Fire services have lost nearly a third of their fire safety inspectors since 2010, a shock report reveals.
The Fire Brigades Union (FBU), who compiled the figures from a series of Freedom of Information requests, says the staggering 28% drop in inspector numbers across the UK is a risk to public safety.
The union warns that the real figure could be much higher as some fire and rescue services do not know how many inspectors they employed in 2010.
West Yorkshire Fire and Rescue, which covers England’s third biggest city, Leeds, was hardest hit, losing 70% of its inspectors. Fire services in Gloucestershire, Durham, Cumbria, Norfolk and Avon all lost more than half of their fire safety specialists.

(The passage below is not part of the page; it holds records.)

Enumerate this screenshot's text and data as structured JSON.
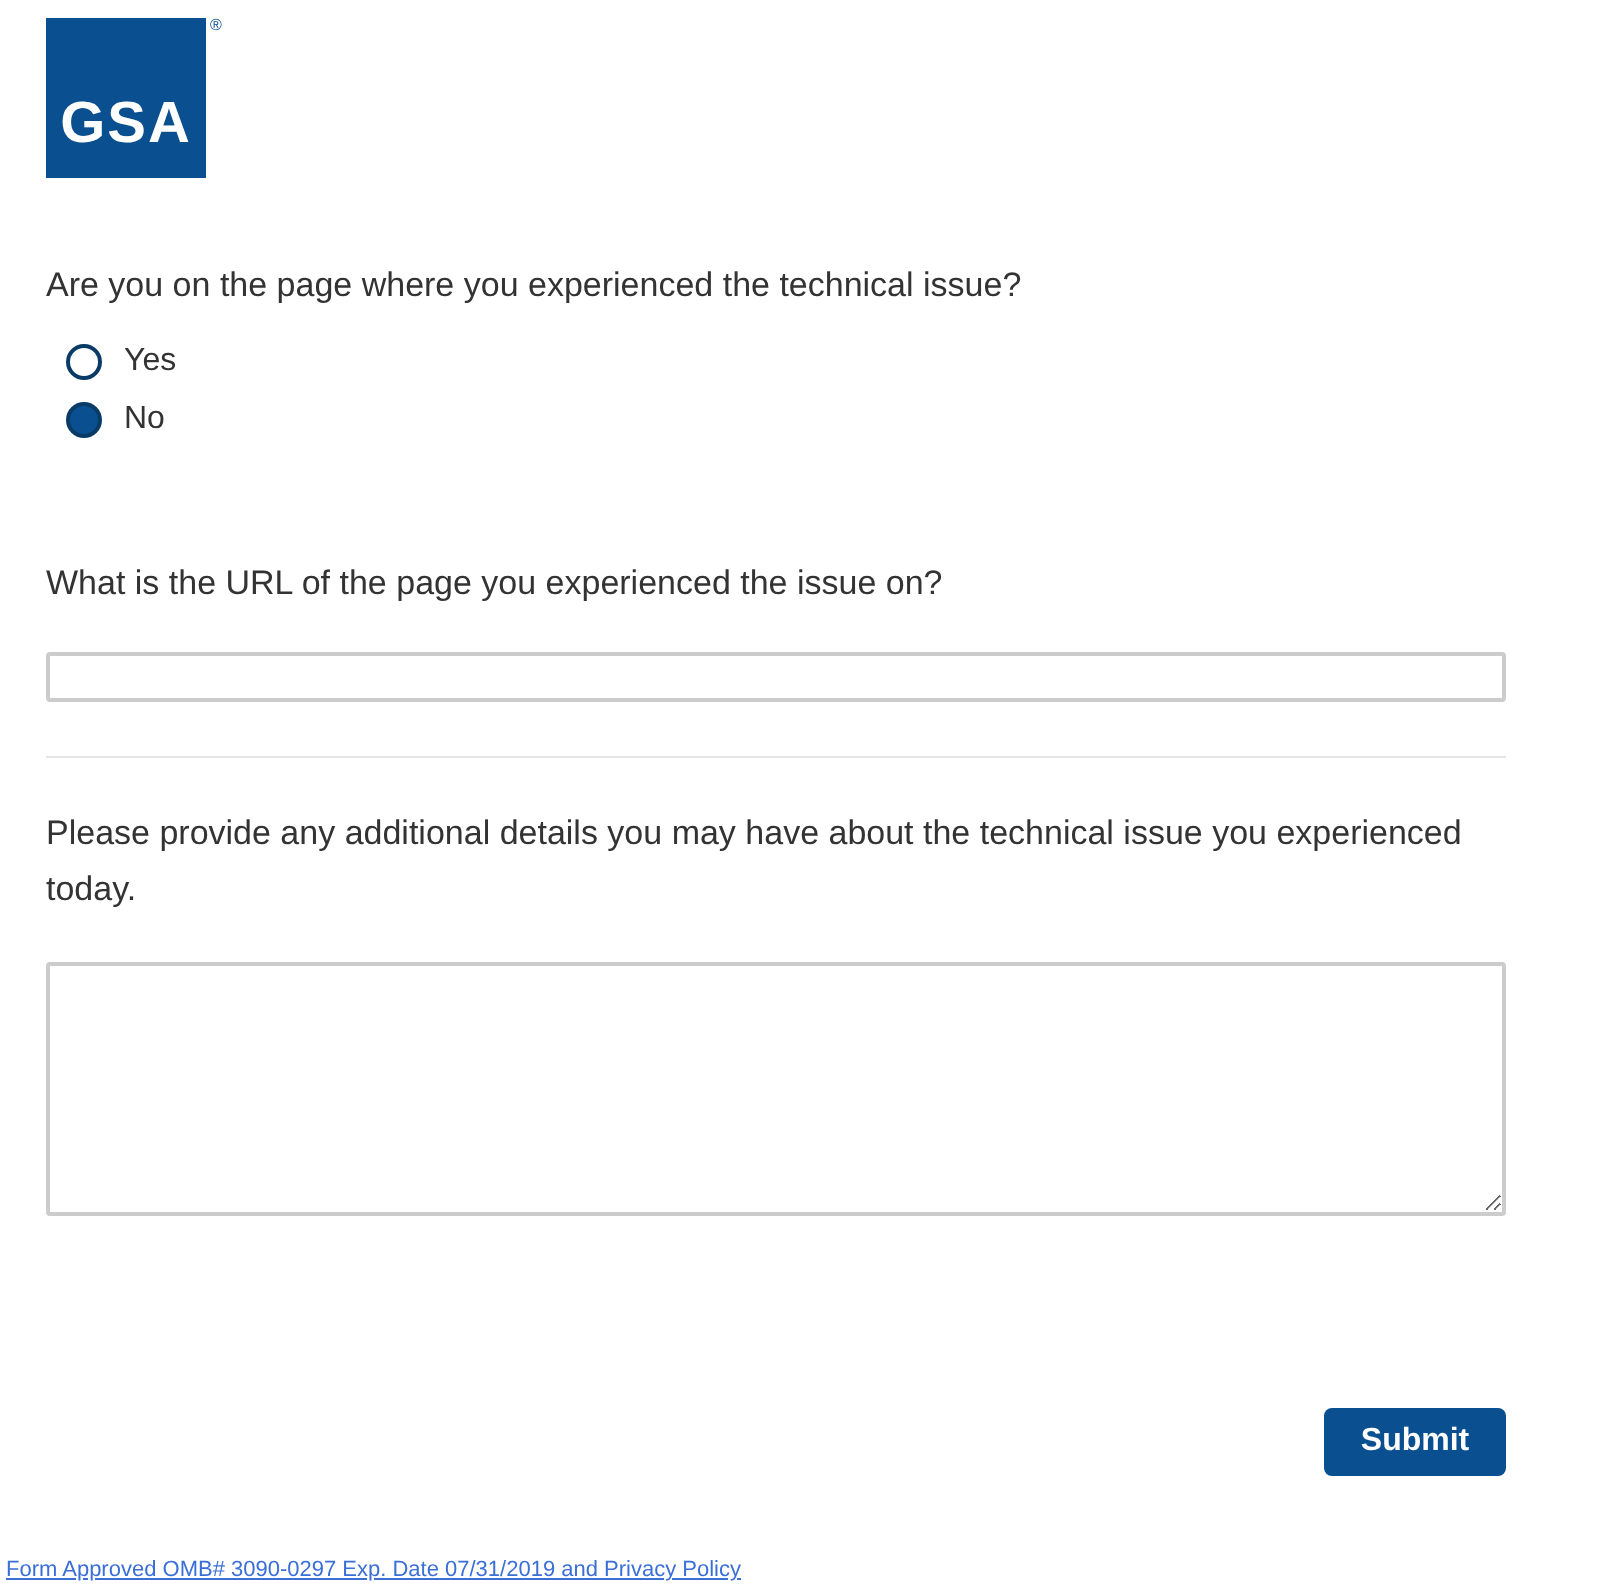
{
  "logo": {
    "text": "GSA",
    "mark": "®"
  },
  "question_1": {
    "label": "Are you on the page where you experienced the technical issue?",
    "options": [
      {
        "label": "Yes",
        "selected": false
      },
      {
        "label": "No",
        "selected": true
      }
    ]
  },
  "question_2": {
    "label": "What is the URL of the page you experienced the issue on?"
  },
  "question_3": {
    "label": "Please provide any additional details you may have about the technical issue you experienced today."
  },
  "submit": "Submit",
  "footer_link": "Form Approved OMB# 3090-0297 Exp. Date 07/31/2019 and Privacy Policy"
}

Fire safety inspectors are responsible for ensuring that communal buildings and public spaces meet fire safety standards. An essential part of fire prevention, the inspectors have played an important role in the long term reduction of serious fires – a trend that is under threat if the cuts continue, the FBU has warned.
Matt Wrack, general secretary of the FBU, said: “Fire safety specialists play an essential role in the fire service. They help to enforce fire safety regulations that save lives and prevent damage to property. Fire services need proper funding, more inspectors and greater support if they are to continue keeping people safe.
“Grenfell Tower has underlined the importance of fire safety in buildings. The drastic cut in fire safety inspectors makes it much more difficult for those remaining to do their job effectively. The government needs to wake up to what endless budget cuts have done to the lifesaving fire service.”
The impact of the reduction could be worse than feared as 16 fire and rescue services could not provide data on the number of fire safety inspectors they employed in 2010.
The union says this is proof that the government’s ‘laissez-faire’ approach to regulating fire services, leaving the responsibility to local authorities, has backfired.
HM Inspector of Fire Services in England and Wales, the organisation that had been recording these figures, was scrapped in 2000.
Since then, data on inspector numbers has been patchy with some fire services unable to produce figures when asked.
See the full figures in the FBU's October parliamentary briefing paper Fire and Rescue Service Matters.